Your date of birth:

20 June 1971

The name of the law school from which you received your first law degree:

National Law School of India

Current law firm and office:

Jayaram & Jayaram, Bangalore

Position within the firm:


Details of any past law firms that you have worked for:

Allen & Overy, London

The key practice areas in which you work:

IT/IP Law, E-Commerce, Media Law (Traditional And New Media), Data Protection and Privacy, Cross-Border M&A, General Corporate and Licensing, Aviation Transactions, Technology Transactions (Engineering Supply and Design Contracts)

Why you chose to focus in these areas:

I am fascinated by innovation and invention, by the human capacity to design and shape our environment and push the envelope of what is possible scientifically. Therefore, transactions that feature technology and design in some way are always rewarding and enriching, as I always learn something from my clients and the deals about gadgets, applications and systems, scientific methods and processes, and ways of thinking about the world. If I am not writing that novel, making that film, inventing that must-have gadget or coding the next big game, I can at least live vicariously through clients who are, and help them deliver their ambitions. Fundamentally, deals that involve these elements are just more fun, and the people who inhabit these universes are also endlessly fascinating. I am also interested in information as the new currency, and feel very strongly about privacy and data protection regimes attempting to balance various competing interests. I suppose the common thread is that I like dealing with the intangible, with the ideas that live in people’s heads and with bits of data whizzing around the ether, and I like giving them life.

Details of the matter that you have worked on in your career to date that you are most proud of, and why:

I am most proud of the first two acquisitions that I did for an Indian client (Dynamatic Technologies Limited) after returning to India from England. They acquired a hydraulics company in Swindon, and then an aero-structures company in Bristol, and both deals gave me a deep dive into the new India, the emerging economic shifts, and a world where Indian clients were looking outwards to do deals. They also situated me perfectly between India and Europe, and allowed me to draw on skill sets that were then quite unique in the market. As a dual-qualified lawyer, and one who also straddles the two cultures, I felt I contributed more than just legal skills, and helped hand-hold a favourite client through its first ever outward bound deals, while also securing the trust of the target’s lawyers. I also got to walk around the shop floors of both companies, get excited about their industrial facilities (I am an architecture and design nerd), and walk away with the gift of a part from Concorde – machined by one of the target’s employees. Those two deals, back to back, cemented my sense of myself in a truly international context, and reinforced the value I add by being able to talk about Arsenal and the Royal Ballet, in between indemnity clauses and liability caps.

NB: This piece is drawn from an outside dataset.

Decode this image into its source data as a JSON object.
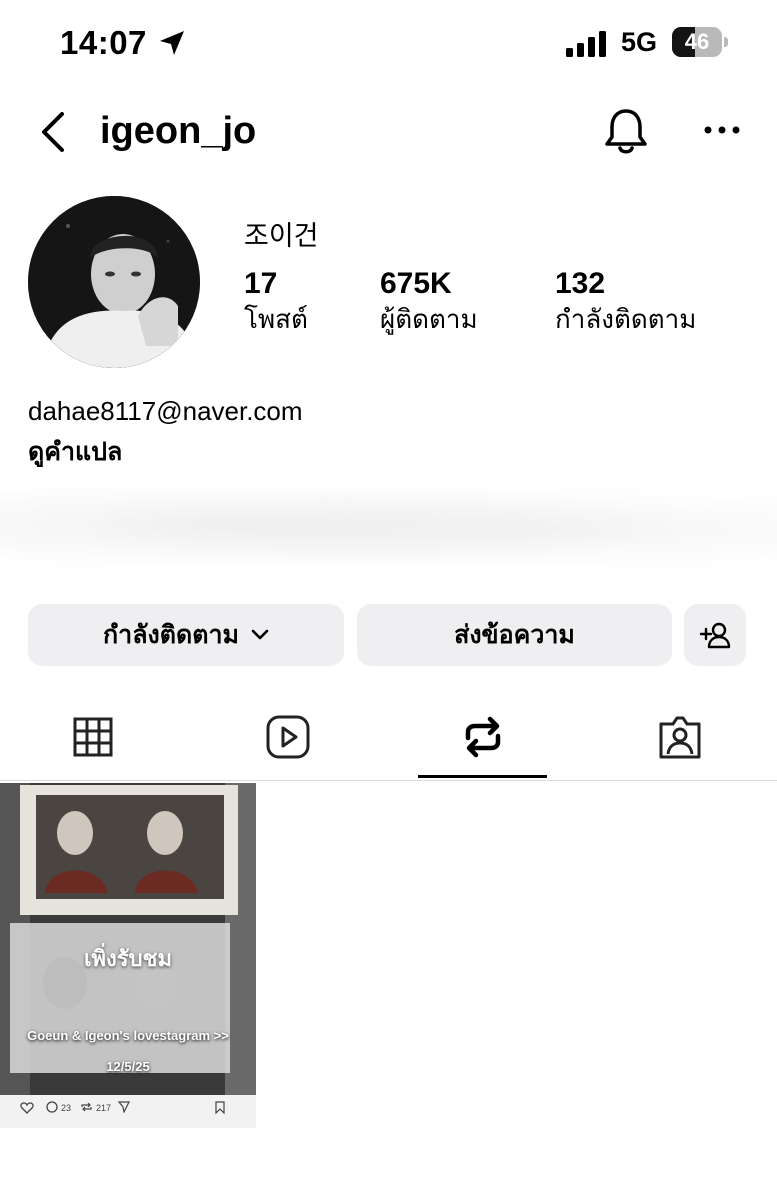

The name of any more senior lawyers that you look up to or consider to be mentors:

Colleen Keck at Allen & Overy, for her sharpness and ability to unpack any contract to its essentials, and her panache in dealing with clients. Laurence Jacobs (then at Allen & Overy) for retaining his humanity in a large partnership, and understanding that people have lives beyond the office. Nigel Kemp at Citigroup, for being a team player and for his ability to defuse a tense deadlock with delicacy and a perfectly judged joke. Monroe Price, professor at the University of Pennsylvania, for his innovative efforts to use the law for important advocacy and freedom of speech work, and for having more energy and curiosity in his 70s than most jaded younger lawyers do. Richard Danbury, who showed me the importance of fundamentals and how to work on a PhD. And my parents, both lawyers, who warned me against being a lawyer yet loved it when I became one. My father, in particular, for his felicity with legal language, his ability to see the big picture, and his belief that clients sometimes pay us to learn new things and how grateful we should be for the opportunity to grow every single day.